Nonna Annunziata ran a tight kitchen, expecting much of little Nunzia. Nancy recalls, “My nonna was very demanding, and I really had to please her. If I worried about the pasta being too hard, she would look at me sternly and ask, ‘e quindi? Cosa fai? [So? what are you going to do?]. She trained me to think critically and like a chef.”
Nonna Annunziata taught Nancy to be creative and resourceful with whatever ingredients she could find in the kitchen. She recalls, “My nonna used to say to me ‘non hai ingredienti [you don’t have ingredients]. Crea!! [Create!] Crea la ricetta. Devi pensare [you need to think].’”
Nancy’s maternal grandmother, Nonna Maddalena, instead, taught her all things about baking: breads, tarts, pies, etc. Here, Nancy refined her baking skills, and she continues to employ Nonna Maddalena’s infallible baking techniques to this day.
Nancy also began her classical art education in Italy, and she continued to study art history upon her arrival in the U.S. Nancy delves into art with great passion. “Every period of art is my favorite. Every period has its own innovations, and they’ve added their own cultural creativity to their artwork. I love the paintings of Caravaggio, I love the bronze sculptures of the ancient Greeks and Romans. They all depict the human figure very realistically. How can I choose between them?”
Nancy began working at the Getty museum developing adult and K-12 art education programs. She led tours of the museum for families, student groups, and VIPs and designing teaching models for teachers in the LAUSD system. She conducted tours in English and Italian, as well as French and Spanish.
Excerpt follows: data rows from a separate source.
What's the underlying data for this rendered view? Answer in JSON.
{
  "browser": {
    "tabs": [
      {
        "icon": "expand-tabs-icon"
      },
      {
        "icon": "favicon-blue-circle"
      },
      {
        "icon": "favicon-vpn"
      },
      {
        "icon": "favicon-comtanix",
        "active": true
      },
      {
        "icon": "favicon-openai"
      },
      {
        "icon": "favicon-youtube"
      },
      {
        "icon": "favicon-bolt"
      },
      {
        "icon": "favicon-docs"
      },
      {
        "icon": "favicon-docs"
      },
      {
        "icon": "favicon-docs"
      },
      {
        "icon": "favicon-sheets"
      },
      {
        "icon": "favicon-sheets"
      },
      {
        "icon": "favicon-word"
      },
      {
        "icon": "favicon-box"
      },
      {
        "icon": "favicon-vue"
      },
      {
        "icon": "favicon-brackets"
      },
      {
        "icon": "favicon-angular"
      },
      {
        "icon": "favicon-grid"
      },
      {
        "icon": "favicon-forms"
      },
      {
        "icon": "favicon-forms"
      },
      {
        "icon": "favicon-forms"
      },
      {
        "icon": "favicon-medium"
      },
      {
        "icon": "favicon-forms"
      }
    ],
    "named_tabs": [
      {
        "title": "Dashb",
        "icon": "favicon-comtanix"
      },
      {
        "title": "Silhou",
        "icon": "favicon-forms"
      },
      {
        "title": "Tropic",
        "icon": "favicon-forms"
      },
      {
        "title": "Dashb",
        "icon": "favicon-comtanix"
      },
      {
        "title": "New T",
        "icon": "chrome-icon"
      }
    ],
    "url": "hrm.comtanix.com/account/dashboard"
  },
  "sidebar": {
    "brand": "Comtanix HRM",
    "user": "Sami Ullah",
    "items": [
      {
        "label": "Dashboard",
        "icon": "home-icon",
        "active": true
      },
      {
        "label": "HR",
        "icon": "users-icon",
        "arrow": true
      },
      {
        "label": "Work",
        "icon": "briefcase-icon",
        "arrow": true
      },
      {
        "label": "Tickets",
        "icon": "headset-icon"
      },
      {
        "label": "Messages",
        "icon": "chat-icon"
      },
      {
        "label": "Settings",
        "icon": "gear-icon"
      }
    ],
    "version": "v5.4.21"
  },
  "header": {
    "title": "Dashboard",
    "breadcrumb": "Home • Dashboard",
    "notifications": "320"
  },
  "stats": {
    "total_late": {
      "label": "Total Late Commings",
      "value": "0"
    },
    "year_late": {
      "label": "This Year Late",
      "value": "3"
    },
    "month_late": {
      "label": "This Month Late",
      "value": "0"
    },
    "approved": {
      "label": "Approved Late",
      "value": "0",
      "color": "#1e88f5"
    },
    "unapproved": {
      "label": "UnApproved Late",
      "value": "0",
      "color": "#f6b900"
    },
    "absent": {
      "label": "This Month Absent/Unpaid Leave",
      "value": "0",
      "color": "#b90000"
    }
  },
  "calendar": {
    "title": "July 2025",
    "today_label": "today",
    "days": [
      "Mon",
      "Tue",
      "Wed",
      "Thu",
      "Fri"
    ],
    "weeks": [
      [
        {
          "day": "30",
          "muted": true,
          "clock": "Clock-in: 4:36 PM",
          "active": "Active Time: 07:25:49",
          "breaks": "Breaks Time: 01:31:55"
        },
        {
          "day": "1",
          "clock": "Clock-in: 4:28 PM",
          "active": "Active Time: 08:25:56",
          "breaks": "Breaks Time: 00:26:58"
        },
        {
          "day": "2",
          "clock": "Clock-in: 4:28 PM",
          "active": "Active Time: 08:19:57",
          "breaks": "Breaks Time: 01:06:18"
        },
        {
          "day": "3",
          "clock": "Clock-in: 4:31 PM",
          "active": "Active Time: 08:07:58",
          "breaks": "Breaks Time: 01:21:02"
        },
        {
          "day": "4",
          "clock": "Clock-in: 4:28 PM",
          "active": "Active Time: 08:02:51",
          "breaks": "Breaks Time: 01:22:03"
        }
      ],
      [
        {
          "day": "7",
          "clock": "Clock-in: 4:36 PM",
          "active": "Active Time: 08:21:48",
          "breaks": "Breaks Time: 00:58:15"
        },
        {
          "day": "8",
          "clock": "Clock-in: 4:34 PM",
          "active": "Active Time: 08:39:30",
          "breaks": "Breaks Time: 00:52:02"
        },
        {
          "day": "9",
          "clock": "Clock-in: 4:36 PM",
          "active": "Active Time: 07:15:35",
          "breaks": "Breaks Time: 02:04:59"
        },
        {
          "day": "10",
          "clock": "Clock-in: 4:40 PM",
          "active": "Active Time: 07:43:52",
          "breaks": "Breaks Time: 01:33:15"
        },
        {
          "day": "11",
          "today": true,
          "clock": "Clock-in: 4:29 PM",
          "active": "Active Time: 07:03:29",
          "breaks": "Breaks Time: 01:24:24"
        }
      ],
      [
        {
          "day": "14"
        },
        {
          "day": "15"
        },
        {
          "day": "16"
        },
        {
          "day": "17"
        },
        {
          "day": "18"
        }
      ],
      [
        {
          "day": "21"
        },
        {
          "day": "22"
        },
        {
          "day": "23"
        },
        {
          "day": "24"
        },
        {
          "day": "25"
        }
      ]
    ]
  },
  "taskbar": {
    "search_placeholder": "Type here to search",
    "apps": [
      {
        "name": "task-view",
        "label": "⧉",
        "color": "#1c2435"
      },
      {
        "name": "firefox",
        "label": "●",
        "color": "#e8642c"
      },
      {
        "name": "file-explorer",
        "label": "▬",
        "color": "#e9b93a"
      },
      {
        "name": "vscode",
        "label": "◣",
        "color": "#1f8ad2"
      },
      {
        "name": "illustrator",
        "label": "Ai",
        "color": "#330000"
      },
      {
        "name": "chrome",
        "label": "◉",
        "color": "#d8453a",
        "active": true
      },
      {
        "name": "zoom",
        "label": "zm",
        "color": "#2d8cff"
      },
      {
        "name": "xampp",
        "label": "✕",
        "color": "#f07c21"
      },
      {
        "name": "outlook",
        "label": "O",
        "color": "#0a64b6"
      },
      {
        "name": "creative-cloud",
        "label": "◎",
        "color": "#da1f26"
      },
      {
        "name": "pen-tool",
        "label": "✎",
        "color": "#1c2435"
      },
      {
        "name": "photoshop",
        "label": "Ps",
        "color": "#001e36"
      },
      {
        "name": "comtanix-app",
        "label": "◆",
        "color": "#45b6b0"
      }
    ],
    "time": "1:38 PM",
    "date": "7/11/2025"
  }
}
Nancy fell in love with teaching, and she found great success. She became the museum educator at the J. Paul Getty Museum teaching culinary courses linked to art. She has also taught international cuisine at Williams Sonoma and Sur La Table stores.
Today, Nancy is a member of the Italian Academy of Cuisine and the Culinary Historians of Southern California. She founded the web-based food network, The Kitchen Buzzz in 2011. She combines her classic Italian culinary training and ingenuity to make innovative, gourmet recipes, such as penne with cilantro-pesto and edamame. You can access her cooking show at http://thekitchenbuzzz.com/
She will be teaching a historic culinary course this fall at the Italian Cultural Institute entitled “From Roman Villas to Baroque Palaces: Historic Food.” The class will begin with a tour at the Getty Museum, in which students will explore the masterpieces of Italian painters and sculptors, as well as the artists they inspired.
After touring the Getty, Nancy will lead her students in cooking a meal inspired from the Baroque Era based on Renaissance chef Bartolomeo Scappi’s cookbook, Opera dell’arte del cucinare. Scappi worked as a chef for Popes Pius IV and Pius V, and his monumental cookbook was used throughout the next centuries. “Italians were always the trendsetters in Western dining,” Nancy remarks.
“I love interacting with my students and sharing my knowledge and expertise,” beams Nancy, “I teach using the Socratic method, as nonna Annunziata taught me. I ask the students what they notice and I build on their answers.” She practices this teaching method to illuminate ideas and enable students to embrace the mindset of a true chef.
The brilliance of Nancy DeLucia is that instead of claiming perfection, she is constantly seeking new avenues to build and improve. “Perfection doesn’t exist. You’ll always be lacking something no matter what project you’re working on, so you have to be able to think on the spur of the moment. When you’re able to improvise like this, that’s when the best creations are made. It’s the same in the art world. You never know whether certain aspects of paintings are deliberate or unplanned, but the end result is a masterpiece.”